= Listed records =
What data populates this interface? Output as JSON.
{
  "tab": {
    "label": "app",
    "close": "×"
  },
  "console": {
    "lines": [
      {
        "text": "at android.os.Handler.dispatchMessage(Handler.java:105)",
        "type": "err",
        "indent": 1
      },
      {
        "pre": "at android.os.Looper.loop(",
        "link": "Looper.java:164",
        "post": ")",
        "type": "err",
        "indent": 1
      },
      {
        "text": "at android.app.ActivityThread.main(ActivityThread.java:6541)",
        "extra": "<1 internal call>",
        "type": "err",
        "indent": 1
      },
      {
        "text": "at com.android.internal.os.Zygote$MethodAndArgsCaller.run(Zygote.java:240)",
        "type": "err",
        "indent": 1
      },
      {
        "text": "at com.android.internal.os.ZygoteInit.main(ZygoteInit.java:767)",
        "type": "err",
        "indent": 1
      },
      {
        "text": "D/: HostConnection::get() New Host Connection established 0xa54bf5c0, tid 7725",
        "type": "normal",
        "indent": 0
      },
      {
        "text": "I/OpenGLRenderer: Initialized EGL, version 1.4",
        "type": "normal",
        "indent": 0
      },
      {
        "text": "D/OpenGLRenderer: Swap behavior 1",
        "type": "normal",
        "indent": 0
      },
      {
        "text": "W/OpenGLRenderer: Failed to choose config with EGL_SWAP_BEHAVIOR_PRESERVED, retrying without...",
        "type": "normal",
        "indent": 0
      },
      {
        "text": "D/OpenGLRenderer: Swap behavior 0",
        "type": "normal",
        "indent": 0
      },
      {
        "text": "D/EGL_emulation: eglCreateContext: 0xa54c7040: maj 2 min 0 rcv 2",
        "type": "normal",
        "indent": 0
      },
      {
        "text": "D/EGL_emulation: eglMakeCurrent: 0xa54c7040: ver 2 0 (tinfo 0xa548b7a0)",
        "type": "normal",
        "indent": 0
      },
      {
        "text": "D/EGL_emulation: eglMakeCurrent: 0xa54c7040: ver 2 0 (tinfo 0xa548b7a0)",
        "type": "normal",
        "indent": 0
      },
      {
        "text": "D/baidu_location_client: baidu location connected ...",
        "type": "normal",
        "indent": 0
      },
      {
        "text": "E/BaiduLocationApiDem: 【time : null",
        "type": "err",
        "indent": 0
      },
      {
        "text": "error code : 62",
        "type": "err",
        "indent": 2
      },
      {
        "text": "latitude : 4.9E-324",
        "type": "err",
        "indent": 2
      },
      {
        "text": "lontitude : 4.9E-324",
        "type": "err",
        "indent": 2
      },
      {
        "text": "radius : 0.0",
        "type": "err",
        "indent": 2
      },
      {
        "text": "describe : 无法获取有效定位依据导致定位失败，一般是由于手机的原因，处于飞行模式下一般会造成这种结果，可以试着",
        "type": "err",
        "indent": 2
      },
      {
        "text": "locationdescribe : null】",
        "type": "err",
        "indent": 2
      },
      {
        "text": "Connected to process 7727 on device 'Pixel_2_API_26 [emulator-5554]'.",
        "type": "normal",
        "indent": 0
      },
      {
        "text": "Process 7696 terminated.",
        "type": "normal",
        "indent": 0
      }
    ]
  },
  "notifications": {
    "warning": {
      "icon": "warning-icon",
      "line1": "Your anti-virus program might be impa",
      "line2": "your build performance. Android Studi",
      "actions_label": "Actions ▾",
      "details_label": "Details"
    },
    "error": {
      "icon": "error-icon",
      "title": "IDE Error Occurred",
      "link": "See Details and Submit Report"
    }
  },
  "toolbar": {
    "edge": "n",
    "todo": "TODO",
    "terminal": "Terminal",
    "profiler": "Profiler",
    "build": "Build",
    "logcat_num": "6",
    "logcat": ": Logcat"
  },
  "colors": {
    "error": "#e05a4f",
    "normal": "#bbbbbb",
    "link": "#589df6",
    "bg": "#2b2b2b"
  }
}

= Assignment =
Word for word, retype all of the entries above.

= Response area =
What data populates this interface? Output as JSON.
{
  "tab": {
    "label": "app",
    "close": "×"
  },
  "console": {
    "lines": [
      {
        "text": "at android.os.Handler.dispatchMessage(Handler.java:105)",
        "type": "err",
        "indent": 1
      },
      {
        "pre": "at android.os.Looper.loop(",
        "link": "Looper.java:164",
        "post": ")",
        "type": "err",
        "indent": 1
      },
      {
        "text": "at android.app.ActivityThread.main(ActivityThread.java:6541)",
        "extra": "<1 internal call>",
        "type": "err",
        "indent": 1
      },
      {
        "text": "at com.android.internal.os.Zygote$MethodAndArgsCaller.run(Zygote.java:240)",
        "type": "err",
        "indent": 1
      },
      {
        "text": "at com.android.internal.os.ZygoteInit.main(ZygoteInit.java:767)",
        "type": "err",
        "indent": 1
      },
      {
        "text": "D/: HostConnection::get() New Host Connection established 0xa54bf5c0, tid 7725",
        "type": "normal",
        "indent": 0
      },
      {
        "text": "I/OpenGLRenderer: Initialized EGL, version 1.4",
        "type": "normal",
        "indent": 0
      },
      {
        "text": "D/OpenGLRenderer: Swap behavior 1",
        "type": "normal",
        "indent": 0
      },
      {
        "text": "W/OpenGLRenderer: Failed to choose config with EGL_SWAP_BEHAVIOR_PRESERVED, retrying without...",
        "type": "normal",
        "indent": 0
      },
      {
        "text": "D/OpenGLRenderer: Swap behavior 0",
        "type": "normal",
        "indent": 0
      },
      {
        "text": "D/EGL_emulation: eglCreateContext: 0xa54c7040: maj 2 min 0 rcv 2",
        "type": "normal",
        "indent": 0
      },
      {
        "text": "D/EGL_emulation: eglMakeCurrent: 0xa54c7040: ver 2 0 (tinfo 0xa548b7a0)",
        "type": "normal",
        "indent": 0
      },
      {
        "text": "D/EGL_emulation: eglMakeCurrent: 0xa54c7040: ver 2 0 (tinfo 0xa548b7a0)",
        "type": "normal",
        "indent": 0
      },
      {
        "text": "D/baidu_location_client: baidu location connected ...",
        "type": "normal",
        "indent": 0
      },
      {
        "text": "E/BaiduLocationApiDem: 【time : null",
        "type": "err",
        "indent": 0
      },
      {
        "text": "error code : 62",
        "type": "err",
        "indent": 2
      },
      {
        "text": "latitude : 4.9E-324",
        "type": "err",
        "indent": 2
      },
      {
        "text": "lontitude : 4.9E-324",
        "type": "err",
        "indent": 2
      },
      {
        "text": "radius : 0.0",
        "type": "err",
        "indent": 2
      },
      {
        "text": "describe : 无法获取有效定位依据导致定位失败，一般是由于手机的原因，处于飞行模式下一般会造成这种结果，可以试着",
        "type": "err",
        "indent": 2
      },
      {
        "text": "locationdescribe : null】",
        "type": "err",
        "indent": 2
      },
      {
        "text": "Connected to process 7727 on device 'Pixel_2_API_26 [emulator-5554]'.",
        "type": "normal",
        "indent": 0
      },
      {
        "text": "Process 7696 terminated.",
        "type": "normal",
        "indent": 0
      }
    ]
  },
  "notifications": {
    "warning": {
      "icon": "warning-icon",
      "line1": "Your anti-virus program might be impa",
      "line2": "your build performance. Android Studi",
      "actions_label": "Actions ▾",
      "details_label": "Details"
    },
    "error": {
      "icon": "error-icon",
      "title": "IDE Error Occurred",
      "link": "See Details and Submit Report"
    }
  },
  "toolbar": {
    "edge": "n",
    "todo": "TODO",
    "terminal": "Terminal",
    "profiler": "Profiler",
    "build": "Build",
    "logcat_num": "6",
    "logcat": ": Logcat"
  },
  "colors": {
    "error": "#e05a4f",
    "normal": "#bbbbbb",
    "link": "#589df6",
    "bg": "#2b2b2b"
  }
}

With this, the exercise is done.